The answer remains what Matgamna denies. The fact that the struggle for Irish self-determination has to be seen, and waged accordingly, as an all-Ireland fight does not mean that it must be a ‘war of conquest’ by ‘the Catholics of all Ireland’ (P.191). The process of Permanent Revolution could be seen working at times when the struggle was at its most intense, in 1969, 1972 and during the 1981 hunger strike. On those occasions, what was a bourgeois nationalist military struggle appealing to all nationalists and limited to the six county province became a group of working class struggles in the work places of the republic. On the one hand, the Labour-union bureaucracy and on the other, the Republicans, whose identification of revolution with their armed struggle forced them to maintain its partitionist nature suppressed the possibility. Yet it had appeared and must be recorded and shown to be the way forward for the Irish revolution.
It must be said that not only does the objective potential exist for world socialist revolution, but so do many of the subjective conditions. What is lacking is the organised will to take advantage thereof. The Fourth International is jettisoning the programme of Marxism in a desperate chase for broad fronts. The other international bodies of the tradition follow different forms of philistinism and defend them dogmatically. Matgamna offers an alternative which is, if anything, worse. In his world perspective, the larger part of the planet is to avoid any revolutionary action as being premature before the working peoples of the imperialist states are ready to rise. He does not consider the possibility that revolution in the semi-colonial world could be a catalyst for that in the imperial metropoles, both as an inspiration to the exploited and a weakening of the exploiters. He does not seem to consider that though, by itself, a nationally limited revolution in such a country cannot achieve socialism and may only make a small dent in world capitalist hegemony, it can improve the lives of the working people in the states concerned. (With all Matgamna’s horror of what he perceives as Stalinism, does he really think the Cubans lived better under the Batista-Mafia regime than under its conqueror, Castro?) Nor does he consider the all too real possibility that the pressures leading to revolution in the semi-colonial world have to be harnessed to Marxist ends lest they be diverted into culturalist reaction; the last four decades in the middle east are witness to this.
A new international Bolshevik Leninist Party is needed. It will be built by activists, but by activists who are prepared to argue out their positions honestly.
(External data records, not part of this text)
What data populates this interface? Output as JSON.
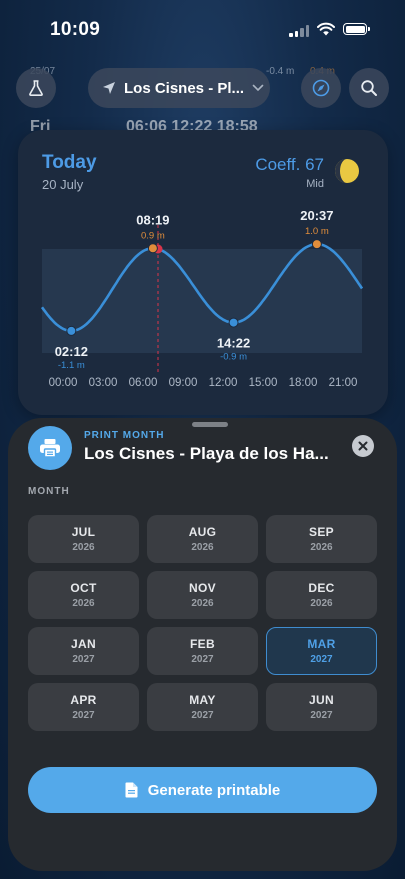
{
  "status_bar": {
    "time": "10:09"
  },
  "background_list": {
    "row1_date": "25/07",
    "row1_heights": "-0.4 m",
    "row1_height_orange": "0.4 m",
    "row2_day": "Fri",
    "row2_times": "06:06   12:22   18:58"
  },
  "header": {
    "location": "Los Cisnes - Pl...",
    "lab_icon": "flask-icon",
    "compass_icon": "compass-icon",
    "search_icon": "search-icon"
  },
  "tide_card": {
    "day_label": "Today",
    "date": "20 July",
    "coefficient": "Coeff. 67",
    "coefficient_level": "Mid",
    "moon_icon": "moon-phase-icon",
    "extremes": [
      {
        "time": "02:12",
        "height": "-1.1 m",
        "type": "low"
      },
      {
        "time": "08:19",
        "height": "0.9 m",
        "type": "high"
      },
      {
        "time": "14:22",
        "height": "-0.9 m",
        "type": "low"
      },
      {
        "time": "20:37",
        "height": "1.0 m",
        "type": "high"
      }
    ],
    "x_ticks": [
      "00:00",
      "03:00",
      "06:00",
      "09:00",
      "12:00",
      "15:00",
      "18:00",
      "21:00"
    ],
    "colors": {
      "accent": "#4d9be6",
      "high": "#e08d3b",
      "low": "#3a8fd8",
      "now": "#d9344a"
    }
  },
  "sheet": {
    "eyebrow": "PRINT MONTH",
    "title": "Los Cisnes - Playa de los Ha...",
    "section_label": "MONTH",
    "months": [
      {
        "month": "JUL",
        "year": "2026",
        "selected": false
      },
      {
        "month": "AUG",
        "year": "2026",
        "selected": false
      },
      {
        "month": "SEP",
        "year": "2026",
        "selected": false
      },
      {
        "month": "OCT",
        "year": "2026",
        "selected": false
      },
      {
        "month": "NOV",
        "year": "2026",
        "selected": false
      },
      {
        "month": "DEC",
        "year": "2026",
        "selected": false
      },
      {
        "month": "JAN",
        "year": "2027",
        "selected": false
      },
      {
        "month": "FEB",
        "year": "2027",
        "selected": false
      },
      {
        "month": "MAR",
        "year": "2027",
        "selected": true
      },
      {
        "month": "APR",
        "year": "2027",
        "selected": false
      },
      {
        "month": "MAY",
        "year": "2027",
        "selected": false
      },
      {
        "month": "JUN",
        "year": "2027",
        "selected": false
      }
    ],
    "generate_label": "Generate printable",
    "colors": {
      "accent": "#54a9ea"
    }
  }
}
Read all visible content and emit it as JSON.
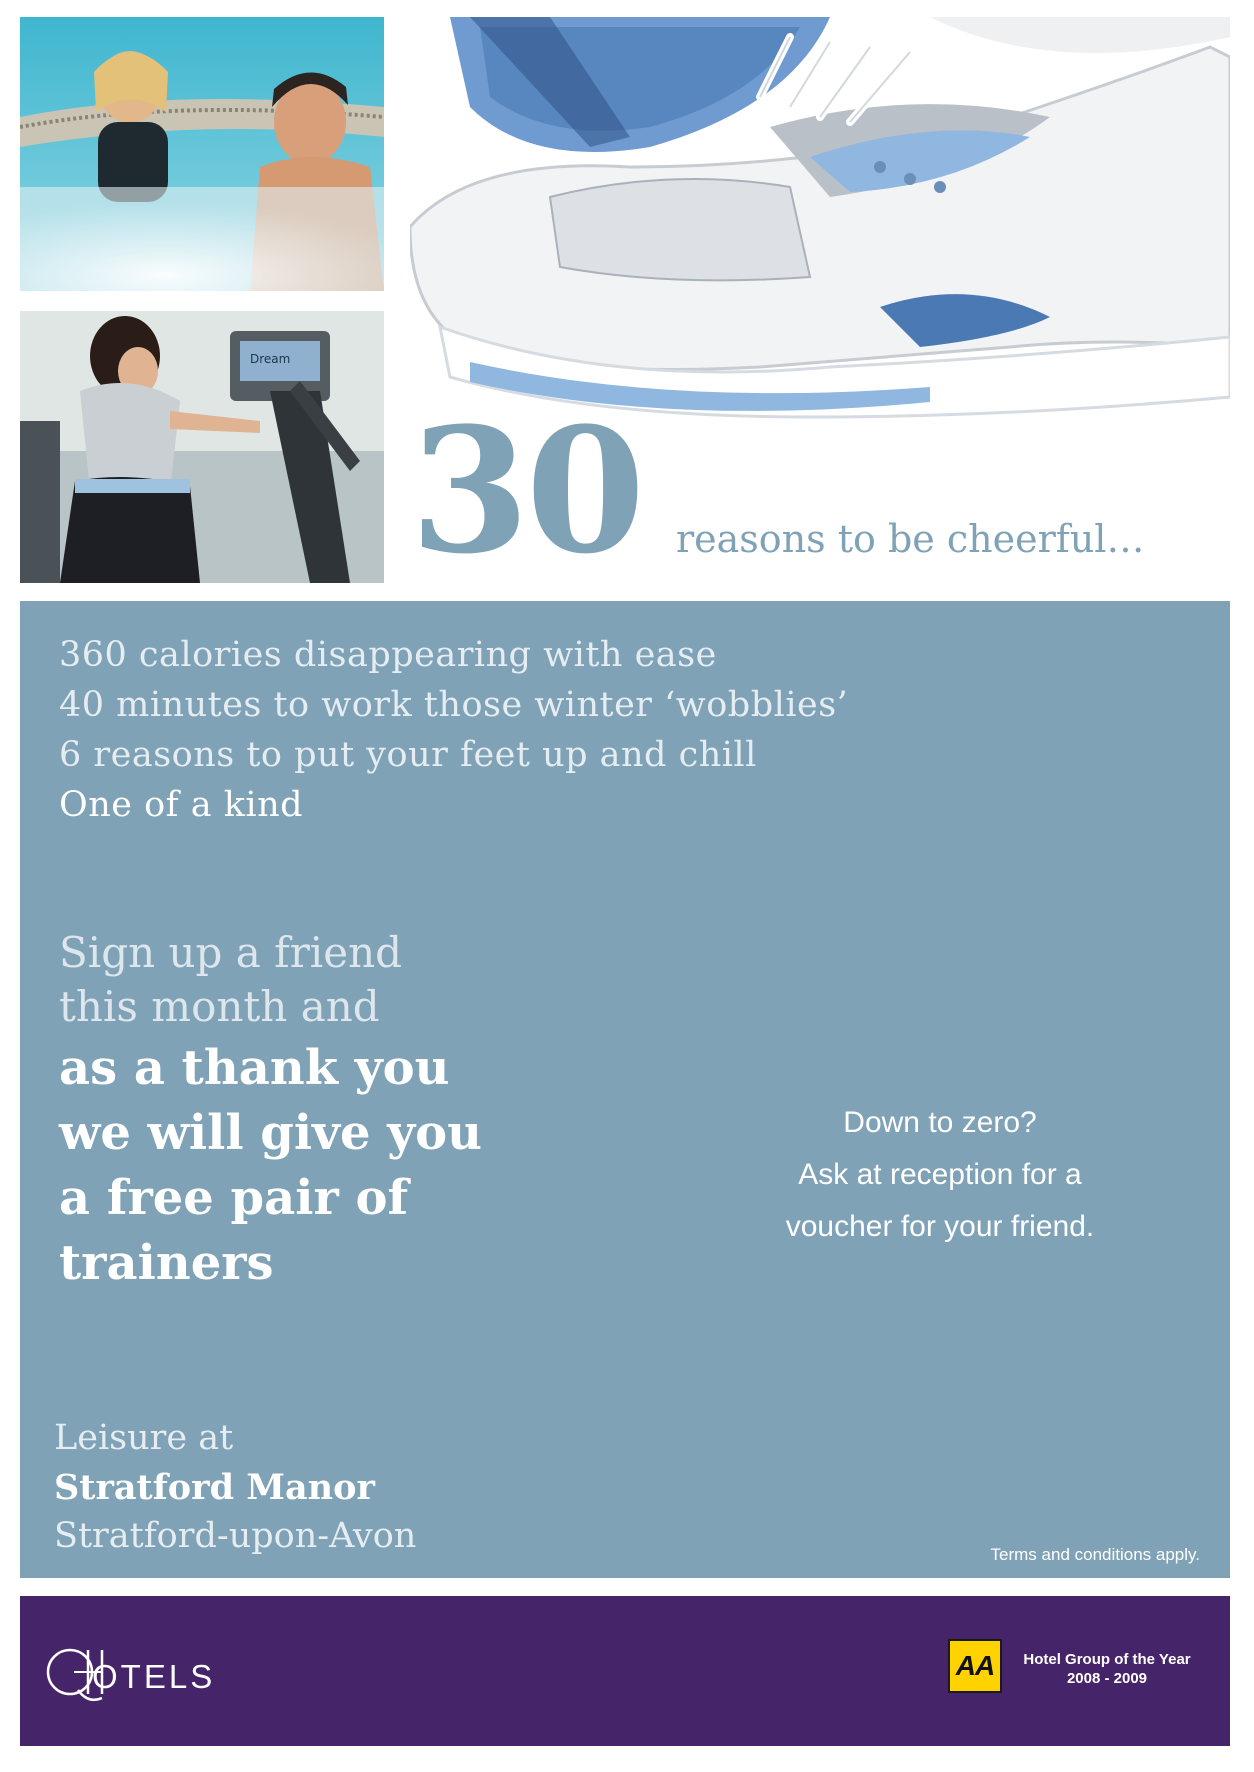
{
  "headline": {
    "number": "30",
    "tagline": "reasons to be cheerful…"
  },
  "reasons": [
    "360 calories disappearing with ease",
    "40 minutes to work those winter ‘wobblies’",
    "6 reasons to put your feet up and chill",
    "One of a kind"
  ],
  "offer": {
    "lines": [
      "Sign up a friend",
      "this month and",
      "as a thank you",
      "we will give you",
      "a free pair of",
      "trainers"
    ]
  },
  "side_note": {
    "lines": [
      "Down to zero?",
      "Ask at reception for a",
      "voucher for your friend."
    ]
  },
  "venue": {
    "lines": [
      "Leisure at",
      "Stratford Manor",
      "Stratford-upon-Avon"
    ]
  },
  "terms": "Terms and conditions apply.",
  "footer": {
    "brand": "OTELS",
    "brand_logo_letters": "QH",
    "aa_badge": "AA",
    "award_lines": [
      "Hotel Group of the Year",
      "2008 - 2009"
    ],
    "colors": {
      "footer_bg": "#46246a",
      "panel_bg": "#7fa2b6",
      "aa_yellow": "#ffd200"
    }
  },
  "photos": {
    "hottub": "hot-tub-couple-photo",
    "gym": "gym-cross-trainer-photo",
    "shoe": "running-trainer-photo",
    "machine_screen_text": "Dream"
  }
}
There will be opportunities in which the permanent revolutionary process will take material form and provide opportunities for its practitioners to recruit. Much of the time they will do so by individual contact. How much time there is to do this is uncertain, but the clock is ticking.